The protocol used for 3G is SS7 (Signaling System No. 7) . This protocol makes it extremely difficult for hackers to penetrate and harm the network system. On the other hand, 4G uses Diameter, which is an open protocol. Diameter transmits signals using IP addresses, handling more traffic at faster speeds. However, being an open protocol, Diameter is vulnerable to network threats. If a hacker manages to get access to the network, they might also gain access to critical data such as authentication and billing information.
Imagine what hackers can do with passwords, cryptographic keys, network addresses, and other personal information such as a mobile user’s location. One of biggest concerns raised by 4G is that its users (their personal information) might become easily accessible to hackers. Malicious codes can be transferred using different routes – from one unsuspecting user to another, from apps to users, and from machines (desktops/laptops) to machines.

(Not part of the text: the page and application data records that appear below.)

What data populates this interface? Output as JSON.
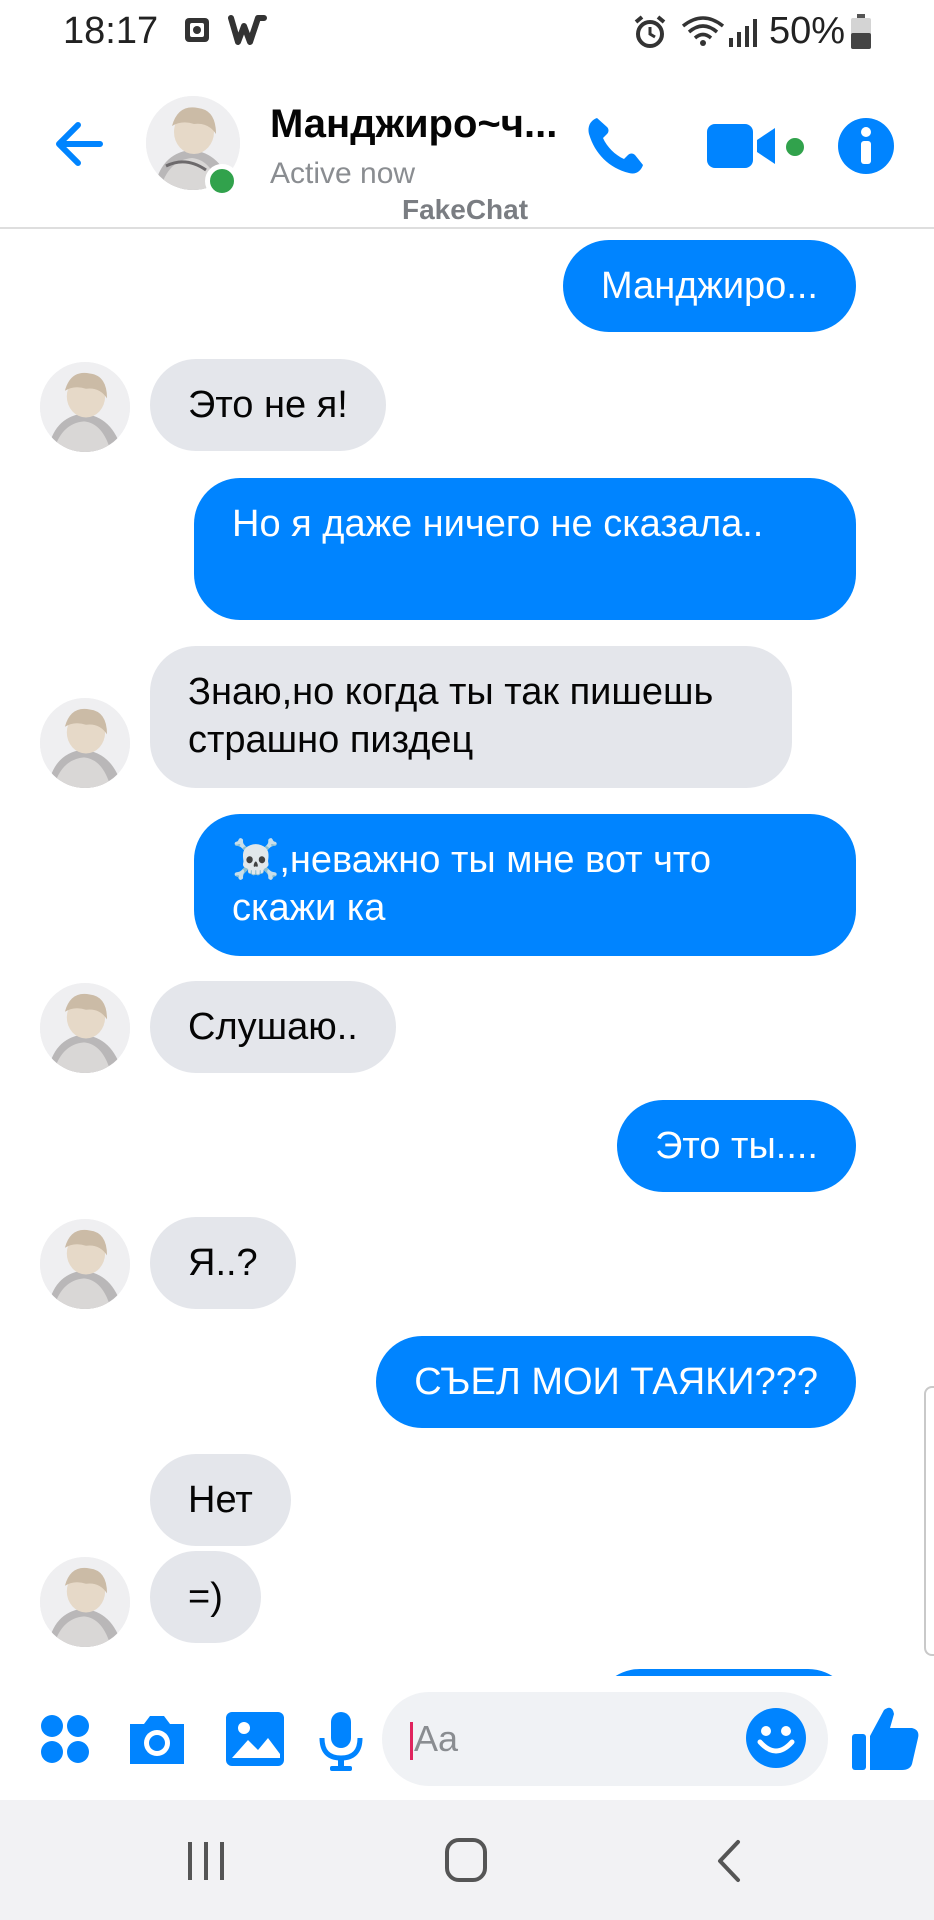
{
  "status_bar": {
    "time": "18:17",
    "battery": "50%",
    "icons": [
      "gallery-icon",
      "w-app-icon",
      "alarm-icon",
      "wifi-icon",
      "signal-icon",
      "battery-icon"
    ]
  },
  "header": {
    "contact_name": "Манджиро~ч...",
    "contact_status": "Active now",
    "watermark": "FakeChat"
  },
  "messages": [
    {
      "from": "me",
      "text": "Манджиро..."
    },
    {
      "from": "them",
      "text": "Это не я!"
    },
    {
      "from": "me",
      "text": "Но я даже ничего не сказала.."
    },
    {
      "from": "them",
      "text": "Знаю,но когда ты так пишешь страшно пиздец"
    },
    {
      "from": "me",
      "text": "☠️,неважно ты мне вот что скажи ка"
    },
    {
      "from": "them",
      "text": "Слушаю.."
    },
    {
      "from": "me",
      "text": "Это ты...."
    },
    {
      "from": "them",
      "text": "Я..?"
    },
    {
      "from": "me",
      "text": "СЪЕЛ МОИ ТАЯКИ???"
    },
    {
      "from": "them",
      "text": "Нет"
    },
    {
      "from": "them",
      "text": "=)"
    }
  ],
  "composer": {
    "placeholder": "Aa"
  },
  "colors": {
    "accent": "#0084ff",
    "incoming_bubble": "#e4e6eb",
    "online": "#31a24c"
  }
}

Network attackers will not only be able to access data, but they might also be able to control and manipulate it. The protection layer, securing phones and their networks, can be weakened by the protocol used for 4G. The attacks would be directly aimed at mobile networks to gain easier and wider entry points. Mobile operators will have to double their efforts and investments to keep their networks and applications secured to protect their users.
More bandwidth for cybercriminals

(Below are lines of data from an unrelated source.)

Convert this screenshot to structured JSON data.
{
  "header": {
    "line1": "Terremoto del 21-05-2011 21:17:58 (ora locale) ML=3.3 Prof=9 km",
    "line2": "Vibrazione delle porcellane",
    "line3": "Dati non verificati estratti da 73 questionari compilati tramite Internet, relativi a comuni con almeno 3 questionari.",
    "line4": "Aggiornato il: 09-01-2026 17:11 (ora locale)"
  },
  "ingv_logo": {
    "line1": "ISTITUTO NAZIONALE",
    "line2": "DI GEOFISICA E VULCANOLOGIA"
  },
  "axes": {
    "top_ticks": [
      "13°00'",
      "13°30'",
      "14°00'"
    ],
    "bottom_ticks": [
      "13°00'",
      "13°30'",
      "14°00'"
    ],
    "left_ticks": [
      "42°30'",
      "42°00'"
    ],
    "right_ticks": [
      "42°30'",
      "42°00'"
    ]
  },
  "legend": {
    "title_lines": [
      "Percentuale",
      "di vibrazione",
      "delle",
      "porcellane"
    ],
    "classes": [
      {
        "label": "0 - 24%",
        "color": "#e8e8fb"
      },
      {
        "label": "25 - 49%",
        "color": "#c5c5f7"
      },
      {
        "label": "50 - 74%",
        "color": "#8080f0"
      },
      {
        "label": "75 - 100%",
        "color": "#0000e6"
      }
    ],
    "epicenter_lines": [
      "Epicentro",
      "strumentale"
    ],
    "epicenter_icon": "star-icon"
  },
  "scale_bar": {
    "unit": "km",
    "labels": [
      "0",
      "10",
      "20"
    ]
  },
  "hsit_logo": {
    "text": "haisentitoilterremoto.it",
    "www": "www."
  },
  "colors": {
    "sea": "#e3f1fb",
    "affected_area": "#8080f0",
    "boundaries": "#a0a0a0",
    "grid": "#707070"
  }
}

4G networks offer 3-150Mbit bandwidth, compared to the 24kb-256kb provided by 2G and 3G. (That’s like comparing a flood with a dribbling faucet.) Cybercriminals are known for stealing bandwidths from weak networking systems. The ‘backhaul’ portion of 4G networks is unencrypted by default.

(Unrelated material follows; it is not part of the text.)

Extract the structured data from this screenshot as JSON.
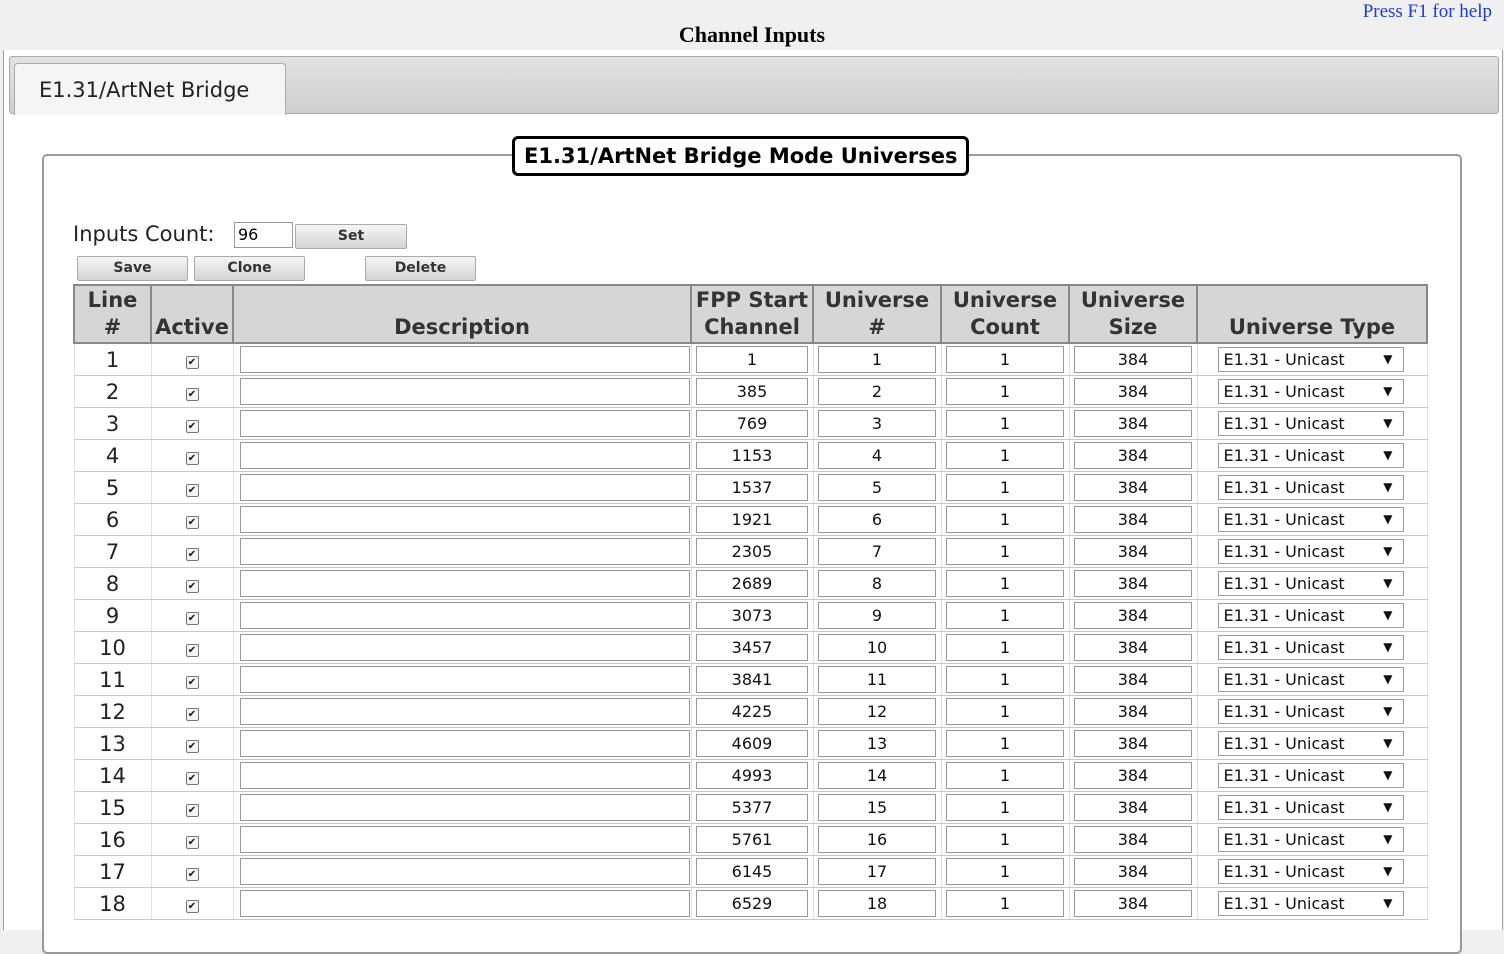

If mobile operators for 4G fail to take timely and effective measures, then the major part of their bandwidth will be used by cybercriminals, and paying users will be pushed back to 2G’s speed.
With weaker network security, hackers will be able to use their notorious software tools, which probe and scan systems, to get monopolized access to core bandwidths. This step can flood the wireless APN. Also, cybercriminals touching Wireless APN can open the doors to major chaotic problems. One of these possible chaotic problems could be Mob2Mob (mobile-to-mobile) attacks.
Mobile to Mobile Attacks
Traffic through 4G is IP-based, so it can travel directly from one mobile device to another, inside the range of its wireless APN. This means that compromised mobile devices will be capable of scanning and targeting other mobiles within their proximity. Such wireless connections often go unnoticed by carriers. During a cyber-attack, a hacker can get into a particular network of mobile devices, reach the concerned 4G network, and then communicate back with the mobile devices from within the core network. Think what that attacker can do once they get this kind of power over devices and core networks.
Also, when cybercriminals use weak wireless APN connections for siphoning bandwidths, the mobiles in use require maintaining a constant network connection, resulting in faster draining of mobile batteries. Plus, if signals get congested, the users might not be able to access even basic voice calls and texting as they would be stuck with DoS (denial-of-service).
Data transfer at high-speeds is a very attractive feature and users will always welcome such advancements in technology, but security and protection from a data breach is a very important concern as well.
4G might claim to take mobile devices to the next level; however, if its network structure and security levels are not up to the mark, it might soon lose customers. Mobile operators will have to focus on comprehensive and consistent security measures. Networks, apps, and devices – 4G has to ensure that none of these components are left unguarded, and a user’s personal information never falls into the hands of cybercriminals.